▶ Data supplied:
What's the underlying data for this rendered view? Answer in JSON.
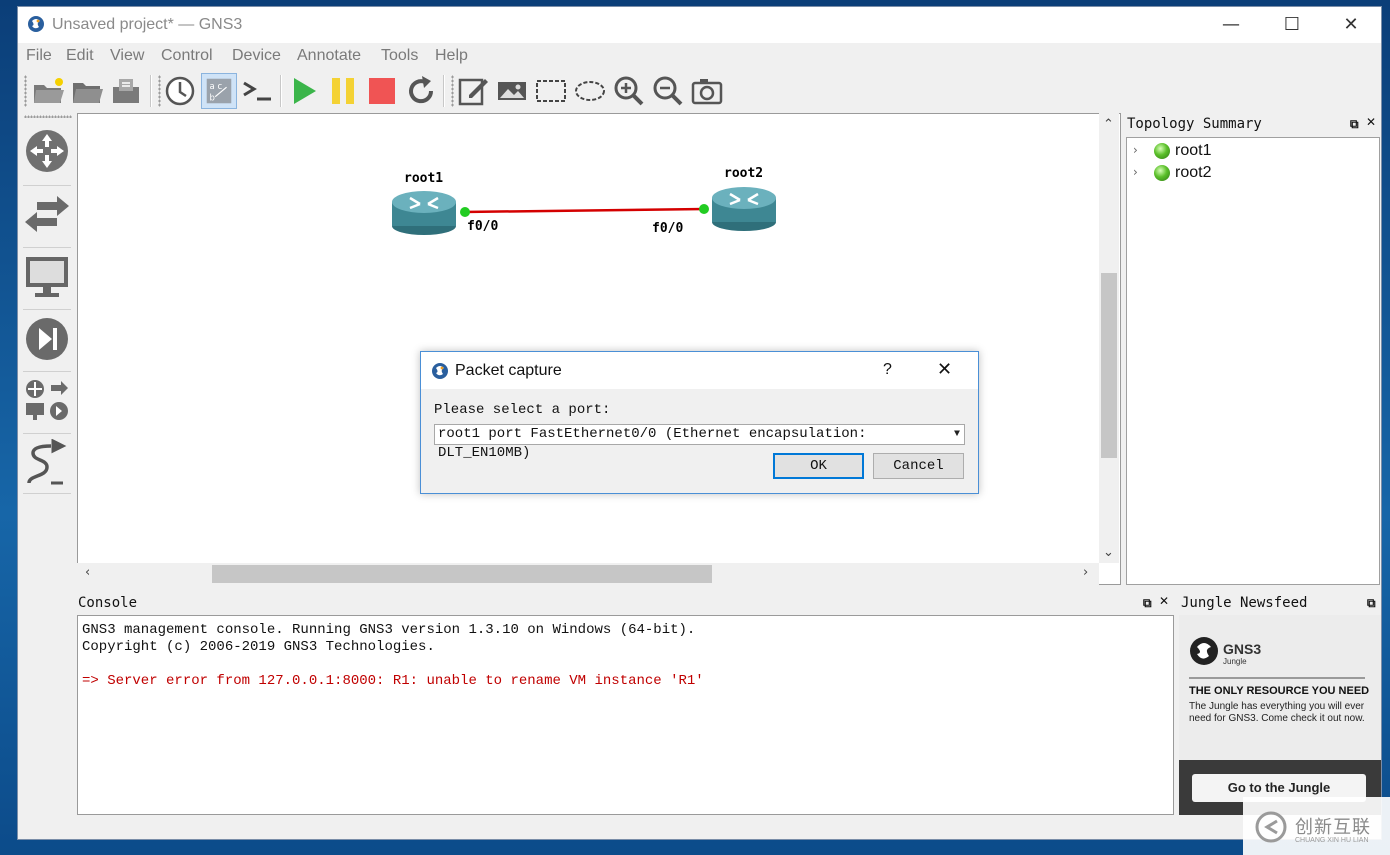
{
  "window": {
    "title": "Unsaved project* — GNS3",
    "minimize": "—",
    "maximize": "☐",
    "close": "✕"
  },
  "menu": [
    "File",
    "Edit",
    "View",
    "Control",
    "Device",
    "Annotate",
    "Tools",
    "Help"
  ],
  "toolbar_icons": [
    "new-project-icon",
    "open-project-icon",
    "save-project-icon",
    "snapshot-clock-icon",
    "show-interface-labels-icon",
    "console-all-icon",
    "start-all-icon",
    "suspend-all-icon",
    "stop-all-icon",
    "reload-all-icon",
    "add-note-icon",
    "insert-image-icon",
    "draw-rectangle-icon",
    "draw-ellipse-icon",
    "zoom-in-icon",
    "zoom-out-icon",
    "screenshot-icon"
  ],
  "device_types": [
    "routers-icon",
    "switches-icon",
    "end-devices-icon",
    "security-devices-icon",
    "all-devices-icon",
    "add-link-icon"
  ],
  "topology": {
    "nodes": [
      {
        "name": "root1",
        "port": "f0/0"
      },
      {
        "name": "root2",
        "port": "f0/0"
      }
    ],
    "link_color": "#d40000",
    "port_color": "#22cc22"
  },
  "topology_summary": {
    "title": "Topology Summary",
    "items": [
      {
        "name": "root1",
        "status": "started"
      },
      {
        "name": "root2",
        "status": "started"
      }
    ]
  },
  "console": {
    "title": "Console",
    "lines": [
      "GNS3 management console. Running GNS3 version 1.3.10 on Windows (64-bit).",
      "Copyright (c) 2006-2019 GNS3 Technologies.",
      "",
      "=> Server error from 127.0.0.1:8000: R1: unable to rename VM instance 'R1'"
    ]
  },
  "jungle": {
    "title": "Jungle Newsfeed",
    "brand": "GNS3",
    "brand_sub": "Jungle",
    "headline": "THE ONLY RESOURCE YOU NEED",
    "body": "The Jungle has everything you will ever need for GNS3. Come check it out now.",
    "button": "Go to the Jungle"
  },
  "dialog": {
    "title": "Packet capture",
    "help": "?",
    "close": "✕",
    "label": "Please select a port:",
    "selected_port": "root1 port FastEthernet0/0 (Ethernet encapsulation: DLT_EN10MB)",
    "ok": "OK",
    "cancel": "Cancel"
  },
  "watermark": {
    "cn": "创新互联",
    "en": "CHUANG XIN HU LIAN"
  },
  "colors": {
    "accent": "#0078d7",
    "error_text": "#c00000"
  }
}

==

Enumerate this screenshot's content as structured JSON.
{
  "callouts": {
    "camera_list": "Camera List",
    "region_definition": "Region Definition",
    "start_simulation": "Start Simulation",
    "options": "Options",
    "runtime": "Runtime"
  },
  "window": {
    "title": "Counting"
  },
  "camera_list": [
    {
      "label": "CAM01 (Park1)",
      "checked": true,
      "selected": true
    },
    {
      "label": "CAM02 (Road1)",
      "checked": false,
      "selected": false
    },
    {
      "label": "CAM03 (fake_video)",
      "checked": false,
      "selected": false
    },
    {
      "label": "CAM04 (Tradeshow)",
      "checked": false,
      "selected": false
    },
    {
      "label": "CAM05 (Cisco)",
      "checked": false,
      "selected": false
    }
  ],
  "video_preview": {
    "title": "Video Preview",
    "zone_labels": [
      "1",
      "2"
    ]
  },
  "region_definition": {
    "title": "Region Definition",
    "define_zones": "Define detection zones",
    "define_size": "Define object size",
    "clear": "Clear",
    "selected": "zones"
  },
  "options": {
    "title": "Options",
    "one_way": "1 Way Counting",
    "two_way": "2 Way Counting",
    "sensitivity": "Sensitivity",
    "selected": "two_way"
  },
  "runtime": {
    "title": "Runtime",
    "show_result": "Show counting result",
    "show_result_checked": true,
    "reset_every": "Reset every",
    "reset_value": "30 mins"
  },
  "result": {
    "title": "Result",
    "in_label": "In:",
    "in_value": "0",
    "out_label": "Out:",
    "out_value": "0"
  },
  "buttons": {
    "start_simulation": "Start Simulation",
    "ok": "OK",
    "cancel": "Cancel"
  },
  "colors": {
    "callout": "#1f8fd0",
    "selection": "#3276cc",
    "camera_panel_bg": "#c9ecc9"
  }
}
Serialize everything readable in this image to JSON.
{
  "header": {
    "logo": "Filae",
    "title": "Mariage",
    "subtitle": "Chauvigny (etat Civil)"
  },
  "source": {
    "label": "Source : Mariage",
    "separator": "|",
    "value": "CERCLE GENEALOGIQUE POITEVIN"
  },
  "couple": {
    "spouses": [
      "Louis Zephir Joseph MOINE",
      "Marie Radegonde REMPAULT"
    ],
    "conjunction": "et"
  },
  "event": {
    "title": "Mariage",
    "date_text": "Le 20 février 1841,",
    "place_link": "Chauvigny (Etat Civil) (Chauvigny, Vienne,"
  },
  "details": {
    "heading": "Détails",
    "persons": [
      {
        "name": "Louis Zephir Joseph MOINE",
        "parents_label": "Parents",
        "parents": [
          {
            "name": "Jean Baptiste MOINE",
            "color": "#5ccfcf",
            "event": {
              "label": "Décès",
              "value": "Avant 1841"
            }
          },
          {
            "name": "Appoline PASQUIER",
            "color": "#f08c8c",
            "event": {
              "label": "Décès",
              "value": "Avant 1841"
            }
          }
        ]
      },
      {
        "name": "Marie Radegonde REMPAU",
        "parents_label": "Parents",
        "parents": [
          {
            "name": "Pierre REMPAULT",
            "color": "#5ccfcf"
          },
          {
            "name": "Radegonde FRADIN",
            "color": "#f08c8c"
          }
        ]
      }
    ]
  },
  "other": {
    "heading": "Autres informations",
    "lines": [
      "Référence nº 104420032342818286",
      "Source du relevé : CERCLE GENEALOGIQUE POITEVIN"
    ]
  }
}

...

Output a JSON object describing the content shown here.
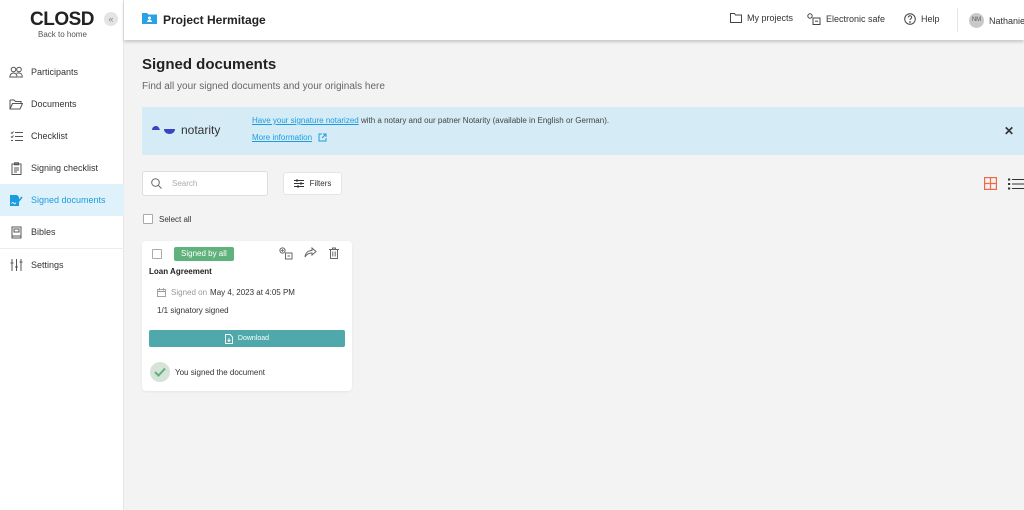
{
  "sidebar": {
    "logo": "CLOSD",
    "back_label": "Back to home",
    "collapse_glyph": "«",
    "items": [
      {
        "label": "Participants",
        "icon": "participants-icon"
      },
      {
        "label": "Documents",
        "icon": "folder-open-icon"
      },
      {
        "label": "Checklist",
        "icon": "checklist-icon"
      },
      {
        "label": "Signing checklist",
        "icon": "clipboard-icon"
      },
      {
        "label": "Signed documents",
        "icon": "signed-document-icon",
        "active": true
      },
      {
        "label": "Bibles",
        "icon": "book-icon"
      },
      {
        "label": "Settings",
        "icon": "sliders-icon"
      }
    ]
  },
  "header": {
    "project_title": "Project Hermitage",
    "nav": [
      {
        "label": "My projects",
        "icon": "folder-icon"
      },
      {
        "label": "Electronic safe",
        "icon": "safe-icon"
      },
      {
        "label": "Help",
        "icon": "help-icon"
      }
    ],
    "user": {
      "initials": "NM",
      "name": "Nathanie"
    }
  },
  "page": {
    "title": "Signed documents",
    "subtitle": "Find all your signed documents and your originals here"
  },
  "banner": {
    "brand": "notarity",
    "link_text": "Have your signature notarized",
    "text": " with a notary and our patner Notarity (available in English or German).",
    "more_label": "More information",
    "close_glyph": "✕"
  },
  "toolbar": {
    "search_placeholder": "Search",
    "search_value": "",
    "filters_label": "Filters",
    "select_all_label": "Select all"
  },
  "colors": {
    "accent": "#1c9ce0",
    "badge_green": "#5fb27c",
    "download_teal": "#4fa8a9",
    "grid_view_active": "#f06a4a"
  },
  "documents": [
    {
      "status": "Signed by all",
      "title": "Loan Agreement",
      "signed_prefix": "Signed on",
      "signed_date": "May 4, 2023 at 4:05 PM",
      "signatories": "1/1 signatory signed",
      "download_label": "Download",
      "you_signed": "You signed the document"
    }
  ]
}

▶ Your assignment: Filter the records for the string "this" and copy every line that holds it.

▶ Answer to the problem:
What's the underlying data for this rendered view? Answer in JSON.
Enumerate this screenshot's content as structured JSON.
Serialize everything readable in this image to JSON.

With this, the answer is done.